= Work to be completed =
Please keep the images out and set down the data exactly as given.

*** Available data Section Begins ***

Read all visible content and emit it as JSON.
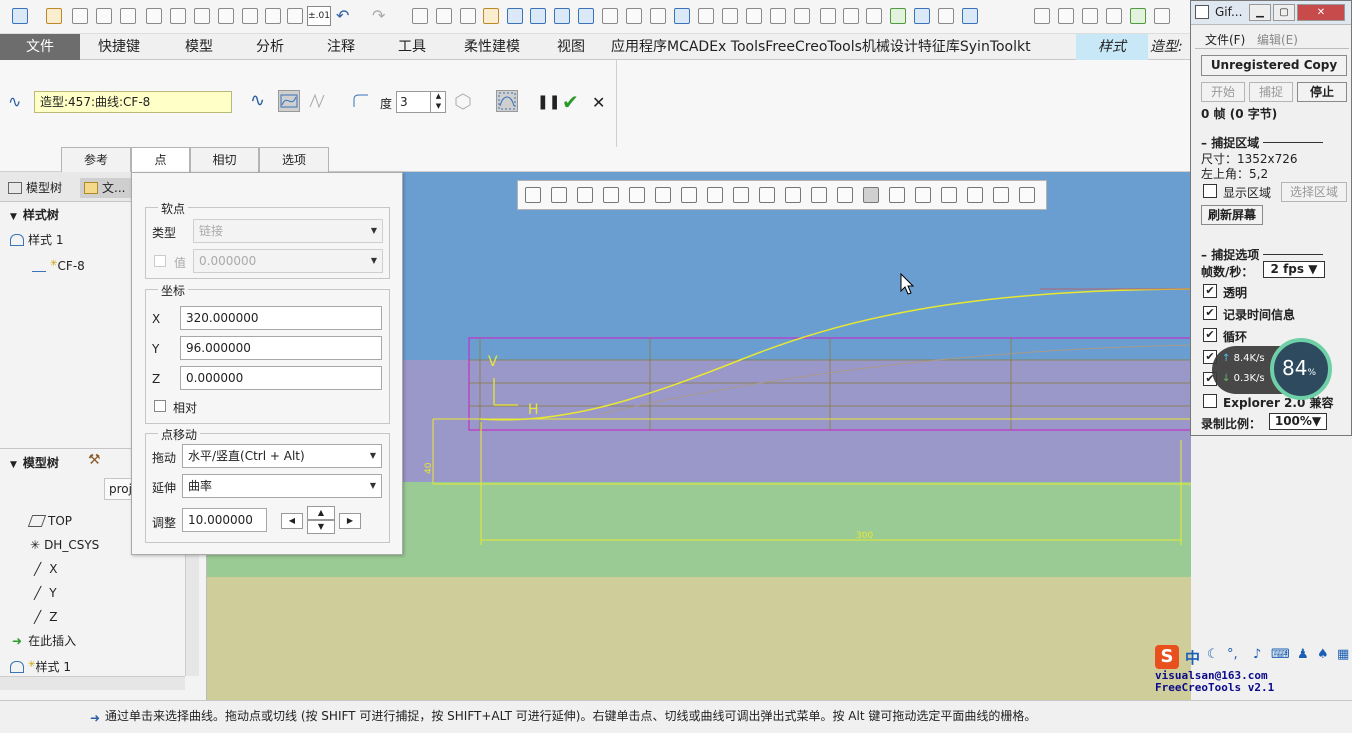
{
  "qat": {
    "precision": "±.01"
  },
  "tabs": [
    {
      "id": "file",
      "label": "文件"
    },
    {
      "id": "shortcut",
      "label": "快捷键"
    },
    {
      "id": "model",
      "label": "模型"
    },
    {
      "id": "analysis",
      "label": "分析"
    },
    {
      "id": "annotate",
      "label": "注释"
    },
    {
      "id": "tools",
      "label": "工具"
    },
    {
      "id": "flex",
      "label": "柔性建模"
    },
    {
      "id": "view",
      "label": "视图"
    },
    {
      "id": "apps",
      "label": "应用程序MCADEx ToolsFreeCreoTools机械设计特征库SyinToolkt"
    },
    {
      "id": "style",
      "label": "样式"
    },
    {
      "id": "modelname",
      "label": "造型:"
    }
  ],
  "ribbon": {
    "curve_name": "造型:457:曲线:CF-8",
    "degree_label": "度",
    "degree_value": "3",
    "subtabs": [
      "参考",
      "点",
      "相切",
      "选项"
    ]
  },
  "tree": {
    "tab_model": "模型树",
    "tab_file": "文...",
    "style_tree": "样式树",
    "style1": "样式 1",
    "cf8": "CF-8",
    "model_tree_header": "模型树",
    "column_header": "proj",
    "items": [
      "TOP",
      "DH_CSYS",
      "X",
      "Y",
      "Z",
      "在此插入",
      "样式 1"
    ]
  },
  "point_panel": {
    "soft_point_title": "软点",
    "type_label": "类型",
    "type_value": "链接",
    "value_label": "值",
    "value_value": "0.000000",
    "coord_title": "坐标",
    "x_label": "X",
    "x_value": "320.000000",
    "y_label": "Y",
    "y_value": "96.000000",
    "z_label": "Z",
    "z_value": "0.000000",
    "relative_label": "相对",
    "move_title": "点移动",
    "drag_label": "拖动",
    "drag_value": "水平/竖直(Ctrl + Alt)",
    "extend_label": "延伸",
    "extend_value": "曲率",
    "adjust_label": "调整",
    "adjust_value": "10.000000"
  },
  "viewport": {
    "label_v": "V",
    "label_h": "H",
    "dim_300": "300",
    "dim_40": "40",
    "colors": {
      "sky": "#6a9ed1",
      "plane": "#9a97c9",
      "ground": "#9acb94",
      "floor": "#cfcd99",
      "curve": "#e8e832",
      "frame": "#c032c8"
    }
  },
  "status": "通过单击来选择曲线。拖动点或切线 (按 SHIFT 可进行捕捉，按 SHIFT+ALT 可进行延伸)。右键单击点、切线或曲线可调出弹出式菜单。按 Alt 键可拖动选定平面曲线的栅格。",
  "gif": {
    "title": "Gif...",
    "menu_file": "文件(F)",
    "menu_edit": "编辑(E)",
    "unregistered": "Unregistered Copy",
    "btn_start": "开始",
    "btn_capture": "捕捉",
    "btn_stop": "停止",
    "frames": "0 帧 (0 字节)",
    "capture_area_title": "捕捉区域",
    "size": "尺寸：1352x726",
    "topleft": "左上角：5,2",
    "show_area": "显示区域",
    "select_area": "选择区域",
    "refresh": "刷新屏幕",
    "capture_options_title": "捕捉选项",
    "fps_label": "帧数/秒：",
    "fps_value": "2 fps",
    "opt_transparent": "透明",
    "opt_timeinfo": "记录时间信息",
    "opt_loop": "循环",
    "opt_explorer": "Explorer 2.0 兼容",
    "scale_label": "录制比例：",
    "scale_value": "100%"
  },
  "net": {
    "up": "8.4K/s",
    "down": "0.3K/s",
    "percent": "84",
    "unit": "%"
  },
  "watermark": {
    "line1": "visualsan@163.com",
    "line2": "FreeCreoTools v2.1"
  },
  "ime": {
    "lang": "中"
  }
}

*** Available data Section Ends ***

= Reply to the task =
Read all visible content and emit it as JSON.
{
  "qat": {
    "precision": "±.01"
  },
  "tabs": [
    {
      "id": "file",
      "label": "文件"
    },
    {
      "id": "shortcut",
      "label": "快捷键"
    },
    {
      "id": "model",
      "label": "模型"
    },
    {
      "id": "analysis",
      "label": "分析"
    },
    {
      "id": "annotate",
      "label": "注释"
    },
    {
      "id": "tools",
      "label": "工具"
    },
    {
      "id": "flex",
      "label": "柔性建模"
    },
    {
      "id": "view",
      "label": "视图"
    },
    {
      "id": "apps",
      "label": "应用程序MCADEx ToolsFreeCreoTools机械设计特征库SyinToolkt"
    },
    {
      "id": "style",
      "label": "样式"
    },
    {
      "id": "modelname",
      "label": "造型:"
    }
  ],
  "ribbon": {
    "curve_name": "造型:457:曲线:CF-8",
    "degree_label": "度",
    "degree_value": "3",
    "subtabs": [
      "参考",
      "点",
      "相切",
      "选项"
    ]
  },
  "tree": {
    "tab_model": "模型树",
    "tab_file": "文...",
    "style_tree": "样式树",
    "style1": "样式 1",
    "cf8": "CF-8",
    "model_tree_header": "模型树",
    "column_header": "proj",
    "items": [
      "TOP",
      "DH_CSYS",
      "X",
      "Y",
      "Z",
      "在此插入",
      "样式 1"
    ]
  },
  "point_panel": {
    "soft_point_title": "软点",
    "type_label": "类型",
    "type_value": "链接",
    "value_label": "值",
    "value_value": "0.000000",
    "coord_title": "坐标",
    "x_label": "X",
    "x_value": "320.000000",
    "y_label": "Y",
    "y_value": "96.000000",
    "z_label": "Z",
    "z_value": "0.000000",
    "relative_label": "相对",
    "move_title": "点移动",
    "drag_label": "拖动",
    "drag_value": "水平/竖直(Ctrl + Alt)",
    "extend_label": "延伸",
    "extend_value": "曲率",
    "adjust_label": "调整",
    "adjust_value": "10.000000"
  },
  "viewport": {
    "label_v": "V",
    "label_h": "H",
    "dim_300": "300",
    "dim_40": "40",
    "colors": {
      "sky": "#6a9ed1",
      "plane": "#9a97c9",
      "ground": "#9acb94",
      "floor": "#cfcd99",
      "curve": "#e8e832",
      "frame": "#c032c8"
    }
  },
  "status": "通过单击来选择曲线。拖动点或切线 (按 SHIFT 可进行捕捉，按 SHIFT+ALT 可进行延伸)。右键单击点、切线或曲线可调出弹出式菜单。按 Alt 键可拖动选定平面曲线的栅格。",
  "gif": {
    "title": "Gif...",
    "menu_file": "文件(F)",
    "menu_edit": "编辑(E)",
    "unregistered": "Unregistered Copy",
    "btn_start": "开始",
    "btn_capture": "捕捉",
    "btn_stop": "停止",
    "frames": "0 帧 (0 字节)",
    "capture_area_title": "捕捉区域",
    "size": "尺寸：1352x726",
    "topleft": "左上角：5,2",
    "show_area": "显示区域",
    "select_area": "选择区域",
    "refresh": "刷新屏幕",
    "capture_options_title": "捕捉选项",
    "fps_label": "帧数/秒：",
    "fps_value": "2 fps",
    "opt_transparent": "透明",
    "opt_timeinfo": "记录时间信息",
    "opt_loop": "循环",
    "opt_explorer": "Explorer 2.0 兼容",
    "scale_label": "录制比例：",
    "scale_value": "100%"
  },
  "net": {
    "up": "8.4K/s",
    "down": "0.3K/s",
    "percent": "84",
    "unit": "%"
  },
  "watermark": {
    "line1": "visualsan@163.com",
    "line2": "FreeCreoTools v2.1"
  },
  "ime": {
    "lang": "中"
  }
}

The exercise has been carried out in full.